This is the crux of the dilemma. The Buddha-gnosis of the Tathagatas is not knowing in the pejorative sense that the Lankavatara Sutra refers to as the knowledge of the philosophers, but rather that which is realizable through the Self-Realization of Noble Wisdom, which, of course, is only realizable within one’s inmost-self. In a very real sense, “the act of negating and/or transcending the known” will only get you so far because you continue to be the agent who’s engaging in this action. Within Buddha-gnosis the purported “you” needs to get out of the way because it makes a mess of things as the act of unknowing can go on infinitum. Just remember to ask, “Who’s” engaging in this unknowing business? As Patañjali would say, “it is the watcher” or observer who engages in this unknowing, and Mind (as stated in the series) IS NOT the watcher. The Lanka further expresses it this way:
“Mahamati, what are these erroneous teachings accepted generally by the philosophers?
Their error lies in this: that they do not recognize an objective world to be of Mind itself
which is erroneously discriminated; and, not understanding the nature of the Vijnanas
which are also no more than manifestations of Mind, like simple-minded ones that they are, they cherish the dualism of being and non-being where there is but one self-nature and one first principle.”
So, why discriminate some-thing that needs to be unknown?
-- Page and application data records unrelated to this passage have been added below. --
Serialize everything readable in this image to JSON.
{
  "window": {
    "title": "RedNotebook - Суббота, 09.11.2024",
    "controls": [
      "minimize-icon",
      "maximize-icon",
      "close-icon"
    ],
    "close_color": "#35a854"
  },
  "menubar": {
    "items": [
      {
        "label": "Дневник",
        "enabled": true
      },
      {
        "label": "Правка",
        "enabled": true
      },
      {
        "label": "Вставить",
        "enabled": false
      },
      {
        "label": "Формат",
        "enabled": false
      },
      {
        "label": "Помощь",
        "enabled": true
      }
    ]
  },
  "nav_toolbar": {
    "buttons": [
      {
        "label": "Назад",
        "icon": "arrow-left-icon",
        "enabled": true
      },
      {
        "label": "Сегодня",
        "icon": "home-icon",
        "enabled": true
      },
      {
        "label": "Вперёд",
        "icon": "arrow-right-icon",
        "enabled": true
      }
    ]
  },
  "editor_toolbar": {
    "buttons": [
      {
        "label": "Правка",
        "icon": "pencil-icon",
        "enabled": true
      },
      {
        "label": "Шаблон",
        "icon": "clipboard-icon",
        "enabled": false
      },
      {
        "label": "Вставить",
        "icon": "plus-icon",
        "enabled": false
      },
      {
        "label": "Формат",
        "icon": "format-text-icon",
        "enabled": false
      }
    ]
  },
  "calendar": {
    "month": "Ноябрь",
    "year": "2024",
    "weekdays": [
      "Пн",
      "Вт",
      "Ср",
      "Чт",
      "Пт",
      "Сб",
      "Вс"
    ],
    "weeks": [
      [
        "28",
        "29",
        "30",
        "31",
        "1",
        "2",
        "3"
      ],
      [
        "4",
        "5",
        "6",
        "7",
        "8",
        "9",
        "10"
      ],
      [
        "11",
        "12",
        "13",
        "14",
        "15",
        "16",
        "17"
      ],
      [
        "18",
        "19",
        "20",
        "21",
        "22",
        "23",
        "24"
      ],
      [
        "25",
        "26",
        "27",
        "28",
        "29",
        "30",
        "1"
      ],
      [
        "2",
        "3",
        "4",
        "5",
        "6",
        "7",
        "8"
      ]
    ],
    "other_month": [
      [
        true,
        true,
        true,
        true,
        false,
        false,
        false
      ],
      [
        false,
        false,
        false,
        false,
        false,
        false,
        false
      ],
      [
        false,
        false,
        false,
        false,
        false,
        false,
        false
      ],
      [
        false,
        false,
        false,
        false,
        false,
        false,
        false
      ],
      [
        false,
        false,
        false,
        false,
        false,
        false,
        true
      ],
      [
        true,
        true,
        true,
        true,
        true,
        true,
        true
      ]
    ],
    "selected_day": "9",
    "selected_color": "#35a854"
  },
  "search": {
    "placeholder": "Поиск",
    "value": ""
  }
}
Rather, like Ravana in the Lanka, listen to that mystical-voice that stated…Just abide in the Buddha-gnosis as “It is to be known by one’s inmost Self alone.”
I can see no difference between the state of knowing and not knowing at the seat of consciousness.
“I can see no difference between the state of knowing and not knowing at the seat of consciousness.”
At the seat of Skandhic Consciousness “the state of knowing and not knowing” is one continuous amalgam that creates a state within a state.
At the seat of Amala Consciousness there is not a state, or condition of any kind involved. That’s why the expedient term Buddha-gnosis is utilized. It is what the Tathagatas intuit within the very statelessness of Tathata (Suchness) Itself. It is neither knowing nor non-knowing (Neti, Neti—neither this, nor that—your own handle my good man.) 🙂
For those attuned to the mysterious light of the Unborn Mind, a light not different by what is offered by the great spiritual sage known in the Saha-world as “Patanjali”, the knowledge found therein leaves no room for speculation, doubt, or any sense of in-completeness.
In my youth I trained vigorously and passionately, not only the japanese martial arts, but also the psychophysical arts of Hatha Yoga and Raja Yoga (and that is what they are and no more). Later on, when I wised up, I abandoned them all when I met my own Rinzai Zen master who introduced me to this mysterious light of lights, permeating all things and all directions in the great body of the One Mind.
I cultivated that light for a few years before I one day awoke to its full glory and power that cannot be touched by any thought, word or image. Today very few seek this light, because deeply inside they fear it, as it is a destroyer of any worldly bonds (and attachment to any arised things or kin in the mind field of a pure spirit).
A very good definition of mysticism is found in the new Grolier Multimedia Encyclopedia 1994);
“Mysticism in general refers to a direct and immediate experience of the sacred, or the knowledge derived from such an experience…
First, the experience is immediate and overwhelming, divorced from the common experience of reality. Second, the experience or the knowledge imparted by it is felt to be self-authenticating, without need of further evidence or justification.
Finally, it is held to be ineffable, its essence incapable of being expressed or understood outside the experience itself… the experience itself is always of an Absolute that transcends the human efforts or methods of achieving it.”
Yes, deep gratitude to all for these invigorating and lively comments, which seek the heart of the matter.